As children begin the toddler stage, they respond to familiar words by shouting, gesturing or reaching for objects. As their language skills develop, their babbles evolve into a mix of real and made-up words and phrases. They learn to express their needs and wants with language and rely less on crying.

There are many ways that you can work with your child to help build the vocabulary he needs to communicate with you. Below are a few activities that you can try at home.

1. Play telephone

Use a toy telephone and pretend to call your child. Ask him questions about his toys, the weather, or what your pet is doing.
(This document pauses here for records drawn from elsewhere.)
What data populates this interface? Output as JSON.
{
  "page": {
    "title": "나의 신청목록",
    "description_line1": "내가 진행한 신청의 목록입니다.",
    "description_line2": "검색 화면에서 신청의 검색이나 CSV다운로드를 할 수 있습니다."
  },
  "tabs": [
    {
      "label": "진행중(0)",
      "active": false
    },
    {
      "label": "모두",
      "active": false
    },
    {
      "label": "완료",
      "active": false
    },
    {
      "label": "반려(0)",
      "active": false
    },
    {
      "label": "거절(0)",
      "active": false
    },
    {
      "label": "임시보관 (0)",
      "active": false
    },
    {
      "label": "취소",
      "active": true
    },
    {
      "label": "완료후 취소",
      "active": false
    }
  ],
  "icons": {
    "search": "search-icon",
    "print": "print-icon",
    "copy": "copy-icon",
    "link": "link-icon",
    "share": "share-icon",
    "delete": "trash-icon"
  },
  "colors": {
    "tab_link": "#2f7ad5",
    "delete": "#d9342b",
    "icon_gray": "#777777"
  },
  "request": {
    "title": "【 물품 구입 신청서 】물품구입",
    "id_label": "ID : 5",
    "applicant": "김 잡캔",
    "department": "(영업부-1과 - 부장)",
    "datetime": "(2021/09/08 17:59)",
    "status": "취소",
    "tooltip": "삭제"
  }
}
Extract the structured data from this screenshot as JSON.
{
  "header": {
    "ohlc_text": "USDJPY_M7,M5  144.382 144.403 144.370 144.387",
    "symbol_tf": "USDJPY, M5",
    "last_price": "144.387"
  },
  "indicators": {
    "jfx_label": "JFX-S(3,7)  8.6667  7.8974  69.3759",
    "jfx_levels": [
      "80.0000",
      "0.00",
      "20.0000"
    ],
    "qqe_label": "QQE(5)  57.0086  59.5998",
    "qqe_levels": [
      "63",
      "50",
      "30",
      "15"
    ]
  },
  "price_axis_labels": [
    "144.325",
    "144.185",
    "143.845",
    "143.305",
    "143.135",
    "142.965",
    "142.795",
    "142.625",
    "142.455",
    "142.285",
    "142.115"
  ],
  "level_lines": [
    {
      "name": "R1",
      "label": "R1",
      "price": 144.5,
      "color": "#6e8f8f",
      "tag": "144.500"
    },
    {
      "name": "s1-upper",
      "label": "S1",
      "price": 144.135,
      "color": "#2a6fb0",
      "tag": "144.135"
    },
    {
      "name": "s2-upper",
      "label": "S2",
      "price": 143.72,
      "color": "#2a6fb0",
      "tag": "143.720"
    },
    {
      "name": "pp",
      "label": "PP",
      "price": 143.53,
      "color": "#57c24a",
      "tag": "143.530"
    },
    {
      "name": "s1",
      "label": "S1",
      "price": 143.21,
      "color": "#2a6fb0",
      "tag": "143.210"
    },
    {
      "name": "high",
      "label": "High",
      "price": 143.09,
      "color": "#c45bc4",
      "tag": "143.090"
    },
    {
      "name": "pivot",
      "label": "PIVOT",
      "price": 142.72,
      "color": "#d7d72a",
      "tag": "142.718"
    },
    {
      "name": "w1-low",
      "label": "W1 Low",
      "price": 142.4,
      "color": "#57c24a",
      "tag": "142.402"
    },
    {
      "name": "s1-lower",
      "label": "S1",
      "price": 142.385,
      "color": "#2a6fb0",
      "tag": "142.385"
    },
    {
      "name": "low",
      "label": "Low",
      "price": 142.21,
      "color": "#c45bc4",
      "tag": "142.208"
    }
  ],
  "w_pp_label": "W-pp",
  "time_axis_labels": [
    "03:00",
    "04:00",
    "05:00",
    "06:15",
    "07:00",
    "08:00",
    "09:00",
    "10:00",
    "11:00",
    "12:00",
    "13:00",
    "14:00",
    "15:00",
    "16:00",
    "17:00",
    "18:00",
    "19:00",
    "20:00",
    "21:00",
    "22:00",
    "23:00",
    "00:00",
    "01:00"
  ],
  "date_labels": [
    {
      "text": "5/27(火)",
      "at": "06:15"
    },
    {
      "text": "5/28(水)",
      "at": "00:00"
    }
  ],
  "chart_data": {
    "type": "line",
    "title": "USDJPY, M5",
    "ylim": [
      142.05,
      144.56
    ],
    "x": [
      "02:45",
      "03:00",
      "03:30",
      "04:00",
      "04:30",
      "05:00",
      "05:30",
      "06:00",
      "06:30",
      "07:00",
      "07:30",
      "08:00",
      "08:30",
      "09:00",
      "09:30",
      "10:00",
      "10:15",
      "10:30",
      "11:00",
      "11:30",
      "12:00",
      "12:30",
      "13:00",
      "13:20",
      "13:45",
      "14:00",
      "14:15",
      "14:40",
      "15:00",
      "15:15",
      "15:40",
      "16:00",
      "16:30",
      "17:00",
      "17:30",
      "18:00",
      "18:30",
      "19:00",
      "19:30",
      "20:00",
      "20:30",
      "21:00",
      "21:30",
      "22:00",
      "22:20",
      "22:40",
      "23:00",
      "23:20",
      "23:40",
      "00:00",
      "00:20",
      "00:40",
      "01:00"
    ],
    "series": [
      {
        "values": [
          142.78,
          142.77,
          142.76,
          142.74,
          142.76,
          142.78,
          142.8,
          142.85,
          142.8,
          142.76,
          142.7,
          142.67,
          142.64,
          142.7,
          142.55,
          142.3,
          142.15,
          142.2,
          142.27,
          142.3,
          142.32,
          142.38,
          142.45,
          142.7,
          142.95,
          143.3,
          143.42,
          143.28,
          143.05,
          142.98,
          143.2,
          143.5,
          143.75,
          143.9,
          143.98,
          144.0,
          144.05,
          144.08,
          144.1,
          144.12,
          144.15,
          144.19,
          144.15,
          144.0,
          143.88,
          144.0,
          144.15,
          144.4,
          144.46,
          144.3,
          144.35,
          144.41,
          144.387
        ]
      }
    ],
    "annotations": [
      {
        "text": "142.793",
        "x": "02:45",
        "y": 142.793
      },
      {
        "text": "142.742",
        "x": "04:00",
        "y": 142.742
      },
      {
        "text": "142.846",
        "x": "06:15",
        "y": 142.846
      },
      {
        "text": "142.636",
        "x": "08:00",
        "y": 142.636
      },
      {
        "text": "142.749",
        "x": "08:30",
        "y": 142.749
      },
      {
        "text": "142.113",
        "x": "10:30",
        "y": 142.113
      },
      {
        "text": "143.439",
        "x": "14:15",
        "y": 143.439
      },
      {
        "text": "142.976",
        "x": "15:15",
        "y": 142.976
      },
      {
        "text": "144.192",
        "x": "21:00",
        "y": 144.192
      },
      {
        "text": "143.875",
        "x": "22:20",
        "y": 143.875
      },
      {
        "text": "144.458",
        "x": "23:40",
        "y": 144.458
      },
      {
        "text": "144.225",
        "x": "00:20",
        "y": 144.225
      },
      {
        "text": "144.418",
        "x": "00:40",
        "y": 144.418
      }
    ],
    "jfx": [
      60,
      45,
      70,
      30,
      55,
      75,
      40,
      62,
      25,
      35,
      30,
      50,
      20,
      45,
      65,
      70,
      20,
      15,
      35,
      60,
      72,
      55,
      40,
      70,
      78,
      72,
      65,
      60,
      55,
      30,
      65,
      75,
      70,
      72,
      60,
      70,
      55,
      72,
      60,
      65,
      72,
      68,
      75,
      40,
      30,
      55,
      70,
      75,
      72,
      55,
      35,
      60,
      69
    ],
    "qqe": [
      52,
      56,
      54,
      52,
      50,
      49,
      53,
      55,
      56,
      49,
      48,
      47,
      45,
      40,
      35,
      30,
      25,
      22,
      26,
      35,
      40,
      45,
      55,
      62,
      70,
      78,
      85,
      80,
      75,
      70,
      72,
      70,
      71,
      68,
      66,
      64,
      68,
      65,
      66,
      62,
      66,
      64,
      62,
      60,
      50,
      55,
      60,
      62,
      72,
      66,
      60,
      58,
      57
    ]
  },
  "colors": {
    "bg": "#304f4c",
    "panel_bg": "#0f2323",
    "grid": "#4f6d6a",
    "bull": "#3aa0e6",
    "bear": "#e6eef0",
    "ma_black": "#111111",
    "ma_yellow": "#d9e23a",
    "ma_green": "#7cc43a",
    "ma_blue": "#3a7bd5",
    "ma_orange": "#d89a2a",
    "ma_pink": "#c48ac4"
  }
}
Say goodbye and hang up. Then say, “Who else can we call?” Your child may want to carry on a conversation with a family member or stuffed animal.

2. Sing “Old MacDonald”

Gather a group of toy animals and sing “Old MacDonald.” Hold up each animal as you say it’s name and sound. Encourage your child to sing along and say the names of the animals with you.

3. Use surprise words

Use surprise words like “oh” or “oops” with your child. Make sure he sees why you say the words. When you drop a toy or feeding utensil, use a surprise word as you pick it up. “Oops the toy dropped! I’ll have to pick it up.” See if he will imitate your action and use the new words.

4. Model bigger phrases

When your child begins to speak, repeat his words and add a word or two. Point to a toy car and ask your child what it is. When he responds “car,” say, “Yes, that is a bright red car.”

5. Describe family photos

Provide your child with some family photos. First, ask him questions that can be answered by pointing or gesturing, such as “Where is Mommy?” Then, ask short open-ended questions, such as “What is Mommy doing in this photo?” or “What do you see?” Guide responses if needed.